• **Material provided**

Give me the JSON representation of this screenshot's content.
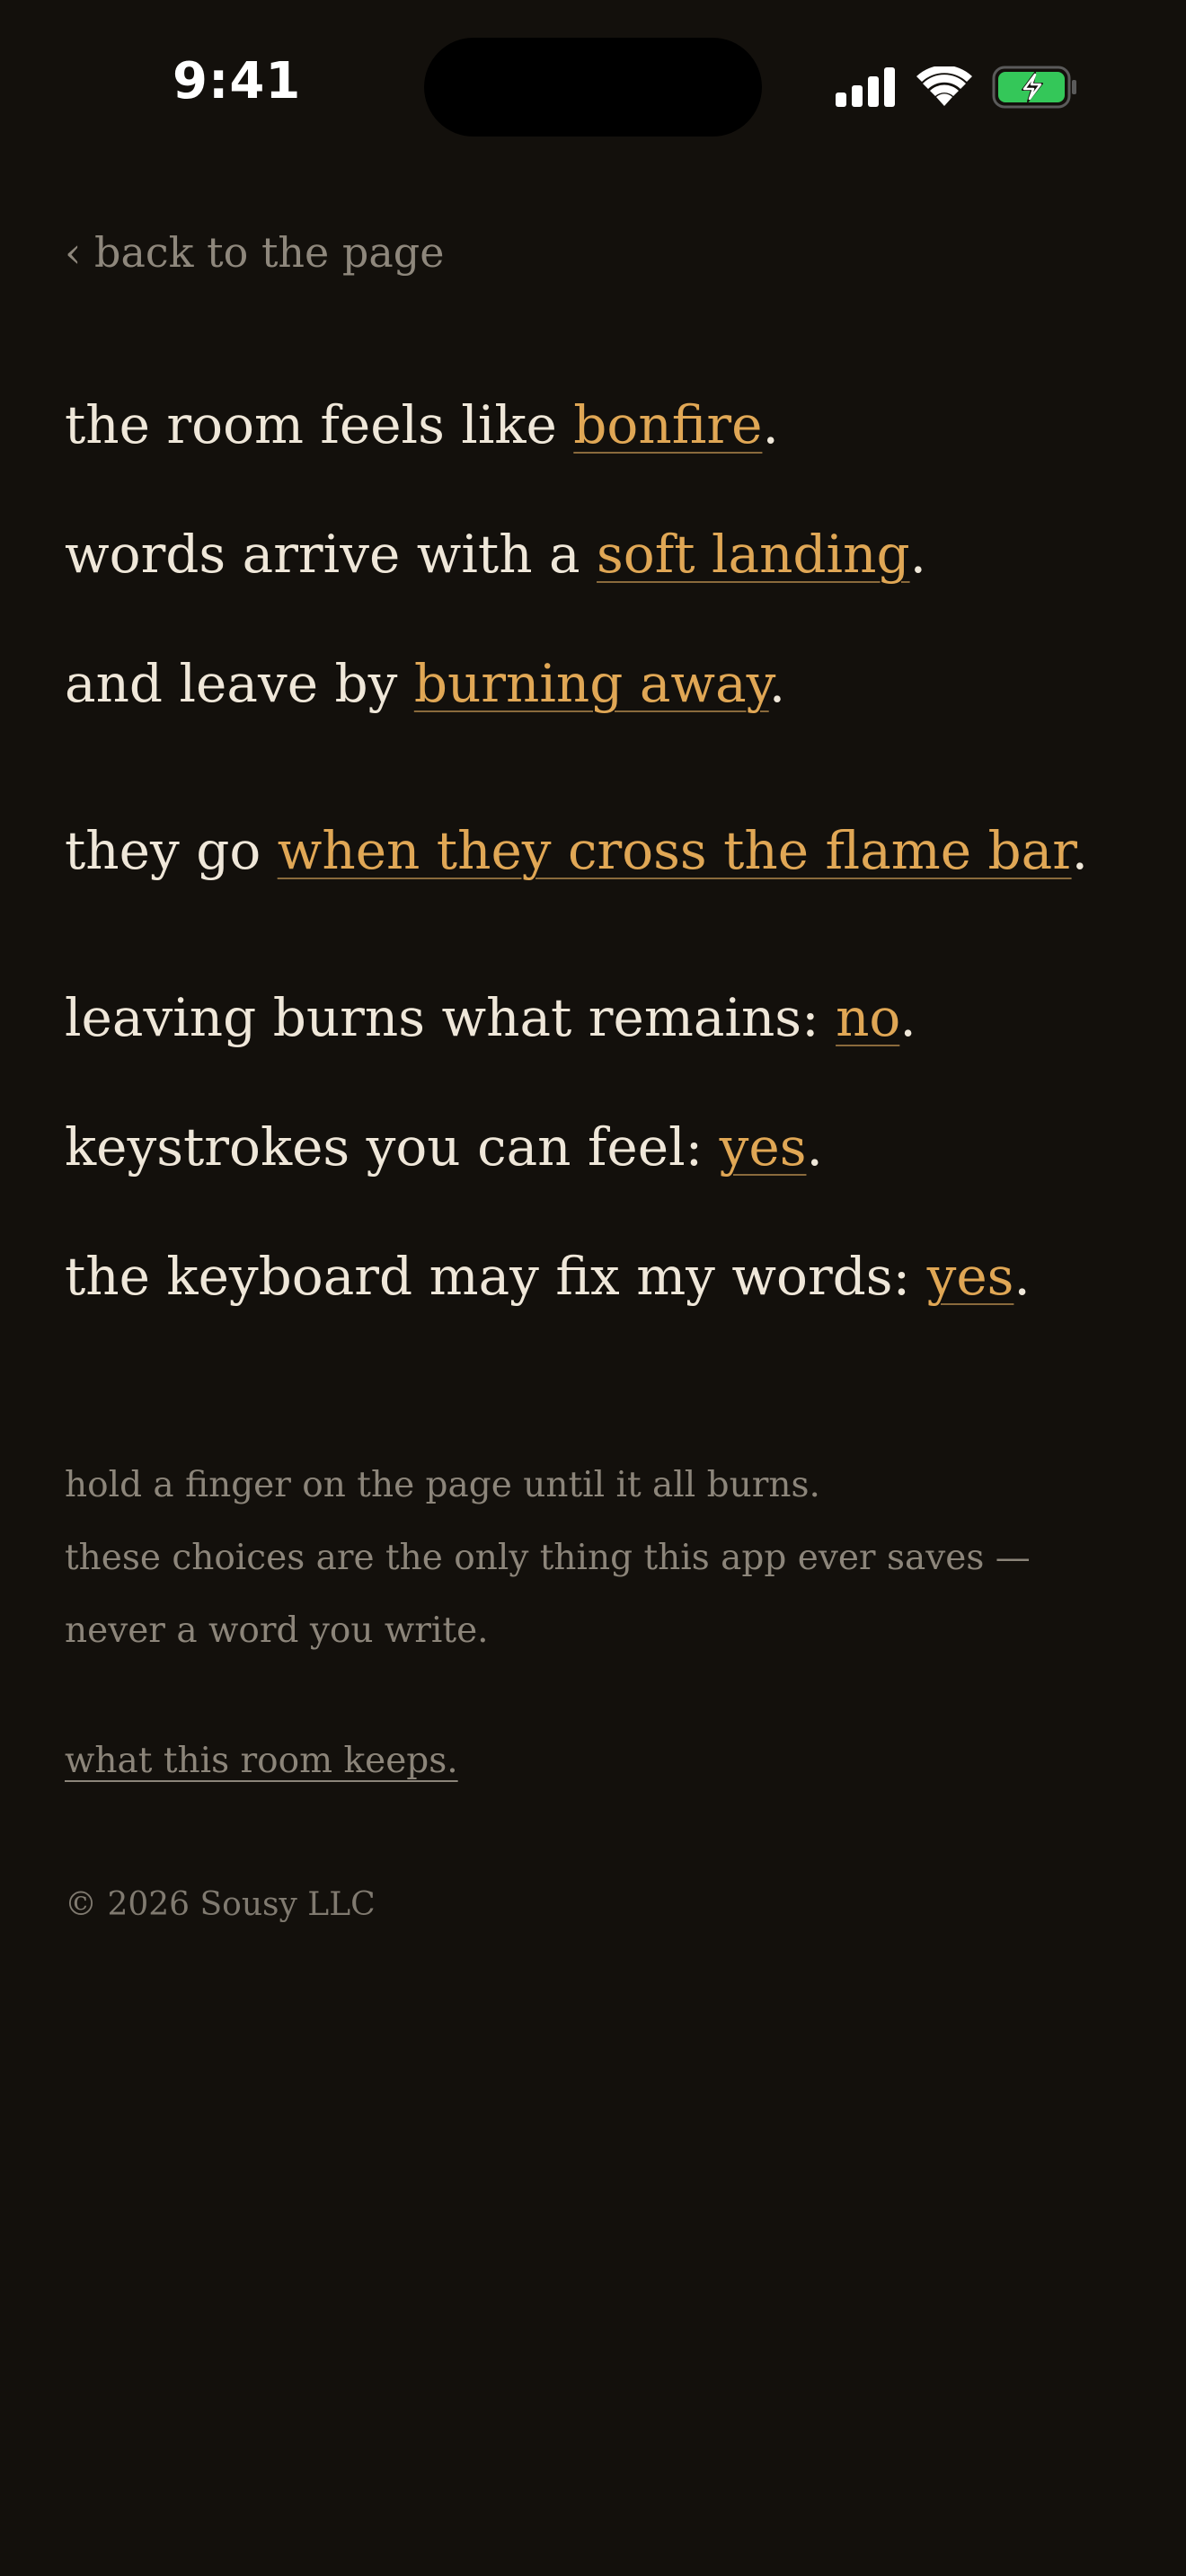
{
  "status_bar": {
    "time": "9:41",
    "icons": [
      "cellular-signal-icon",
      "wifi-icon",
      "battery-charging-icon"
    ],
    "battery_color": "#34c759"
  },
  "nav": {
    "back_label": "‹ back to the page"
  },
  "settings": {
    "room": {
      "prefix": "the room feels like ",
      "value": "bonfire",
      "suffix": "."
    },
    "arrive": {
      "prefix": "words arrive with a ",
      "value": "soft landing",
      "suffix": "."
    },
    "leave": {
      "prefix": "and leave by ",
      "value": "burning away",
      "suffix": "."
    },
    "go": {
      "prefix": "they go ",
      "value": "when they cross the flame bar",
      "suffix": "."
    },
    "remains": {
      "prefix": "leaving burns what remains: ",
      "value": "no",
      "suffix": "."
    },
    "keystrokes": {
      "prefix": "keystrokes you can feel: ",
      "value": "yes",
      "suffix": "."
    },
    "autocorrect": {
      "prefix": "the keyboard may fix my words: ",
      "value": "yes",
      "suffix": "."
    }
  },
  "notes": {
    "line1": "hold a finger on the page until it all burns.",
    "line2": "these choices are the only thing this app ever saves —",
    "line3": "never a word you write."
  },
  "footer": {
    "keeps_link": "what this room keeps.",
    "copyright": "© 2026 Sousy LLC"
  },
  "colors": {
    "background": "#13100c",
    "text": "#efe7d9",
    "accent": "#e0a755",
    "muted": "#8c857a"
  }
}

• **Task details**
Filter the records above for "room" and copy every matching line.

• **Answer to this exercise**
    "room": {
      "prefix": "the room feels like ",
    "keeps_link": "what this room keeps.",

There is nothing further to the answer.